What lines below mention the word "name"? Copy each one.

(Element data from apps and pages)
=== Begin Enclosure ===

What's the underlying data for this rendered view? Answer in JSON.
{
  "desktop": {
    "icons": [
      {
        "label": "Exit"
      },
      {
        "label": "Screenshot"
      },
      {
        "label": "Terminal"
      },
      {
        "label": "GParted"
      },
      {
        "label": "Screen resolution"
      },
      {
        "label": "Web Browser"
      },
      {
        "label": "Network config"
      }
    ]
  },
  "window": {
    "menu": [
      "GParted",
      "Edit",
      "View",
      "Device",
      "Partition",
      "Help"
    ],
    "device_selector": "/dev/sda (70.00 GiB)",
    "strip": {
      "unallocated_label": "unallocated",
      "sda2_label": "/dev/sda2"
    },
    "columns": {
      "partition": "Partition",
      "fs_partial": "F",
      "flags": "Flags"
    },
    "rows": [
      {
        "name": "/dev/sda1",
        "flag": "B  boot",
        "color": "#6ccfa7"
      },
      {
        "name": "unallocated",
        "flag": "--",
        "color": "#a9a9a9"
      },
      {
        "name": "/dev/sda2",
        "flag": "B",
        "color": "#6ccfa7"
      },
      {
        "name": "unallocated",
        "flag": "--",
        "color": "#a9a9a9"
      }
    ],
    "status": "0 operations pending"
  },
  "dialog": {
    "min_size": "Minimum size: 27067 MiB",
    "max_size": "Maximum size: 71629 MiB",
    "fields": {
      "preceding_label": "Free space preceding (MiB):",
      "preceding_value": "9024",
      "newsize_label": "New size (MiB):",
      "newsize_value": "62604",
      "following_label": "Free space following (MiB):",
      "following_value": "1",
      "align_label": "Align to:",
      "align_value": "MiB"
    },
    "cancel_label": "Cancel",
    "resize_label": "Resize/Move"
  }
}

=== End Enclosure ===
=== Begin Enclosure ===

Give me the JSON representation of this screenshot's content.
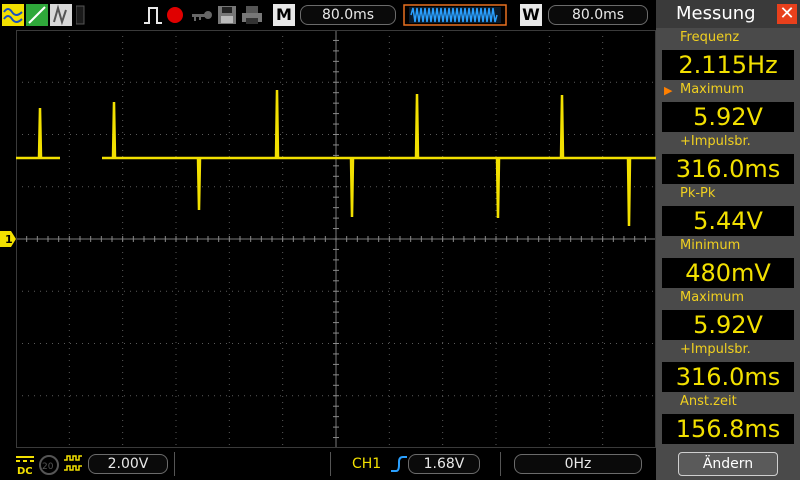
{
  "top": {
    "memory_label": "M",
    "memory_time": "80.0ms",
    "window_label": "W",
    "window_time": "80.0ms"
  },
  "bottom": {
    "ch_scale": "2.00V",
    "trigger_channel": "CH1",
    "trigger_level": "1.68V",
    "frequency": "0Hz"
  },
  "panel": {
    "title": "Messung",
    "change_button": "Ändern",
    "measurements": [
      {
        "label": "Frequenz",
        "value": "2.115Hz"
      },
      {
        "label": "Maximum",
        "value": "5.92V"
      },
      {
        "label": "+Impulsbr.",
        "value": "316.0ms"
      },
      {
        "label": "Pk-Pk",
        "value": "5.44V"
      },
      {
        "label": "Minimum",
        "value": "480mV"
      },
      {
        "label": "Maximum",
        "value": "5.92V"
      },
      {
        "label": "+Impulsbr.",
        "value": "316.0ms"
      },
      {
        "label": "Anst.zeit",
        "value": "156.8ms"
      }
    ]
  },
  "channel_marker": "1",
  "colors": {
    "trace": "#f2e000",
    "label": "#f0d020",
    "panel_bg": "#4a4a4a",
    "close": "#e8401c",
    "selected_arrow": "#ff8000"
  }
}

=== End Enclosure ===
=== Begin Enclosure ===

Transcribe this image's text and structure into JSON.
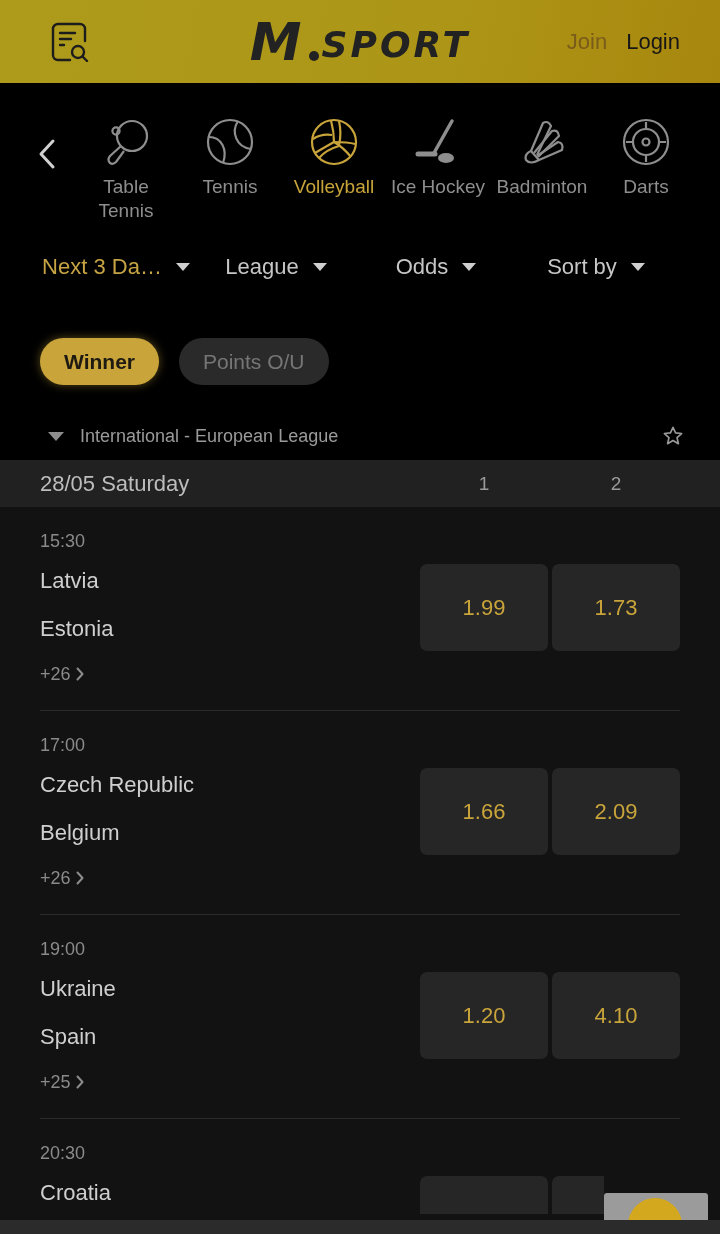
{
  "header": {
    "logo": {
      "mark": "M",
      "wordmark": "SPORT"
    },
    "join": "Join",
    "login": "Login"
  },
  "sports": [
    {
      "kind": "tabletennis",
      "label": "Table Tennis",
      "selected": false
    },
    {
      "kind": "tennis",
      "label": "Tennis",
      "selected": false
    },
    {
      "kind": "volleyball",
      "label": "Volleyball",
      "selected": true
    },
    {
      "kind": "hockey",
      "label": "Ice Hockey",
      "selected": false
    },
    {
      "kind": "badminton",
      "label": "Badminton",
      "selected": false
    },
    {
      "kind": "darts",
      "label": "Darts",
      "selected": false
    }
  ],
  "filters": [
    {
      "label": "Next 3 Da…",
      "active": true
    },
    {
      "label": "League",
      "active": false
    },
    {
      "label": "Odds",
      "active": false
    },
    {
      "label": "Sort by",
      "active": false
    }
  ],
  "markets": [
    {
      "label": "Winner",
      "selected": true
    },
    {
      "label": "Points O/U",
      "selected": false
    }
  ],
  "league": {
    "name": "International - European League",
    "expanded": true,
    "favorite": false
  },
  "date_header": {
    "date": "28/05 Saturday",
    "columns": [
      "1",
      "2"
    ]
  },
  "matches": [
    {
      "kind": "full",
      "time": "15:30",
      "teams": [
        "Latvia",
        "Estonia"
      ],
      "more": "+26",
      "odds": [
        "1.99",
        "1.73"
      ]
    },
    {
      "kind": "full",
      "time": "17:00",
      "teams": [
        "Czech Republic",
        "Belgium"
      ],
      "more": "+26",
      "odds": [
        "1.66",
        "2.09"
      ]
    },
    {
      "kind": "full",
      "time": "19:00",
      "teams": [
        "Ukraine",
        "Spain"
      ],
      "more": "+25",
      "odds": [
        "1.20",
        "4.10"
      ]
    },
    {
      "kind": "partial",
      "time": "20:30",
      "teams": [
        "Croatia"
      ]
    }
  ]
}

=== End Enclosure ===

Exercise result:
        "name": "/dev/sda1",
        "name": "unallocated",
        "name": "/dev/sda2",
        "name": "unallocated",
    "name": "International - European League",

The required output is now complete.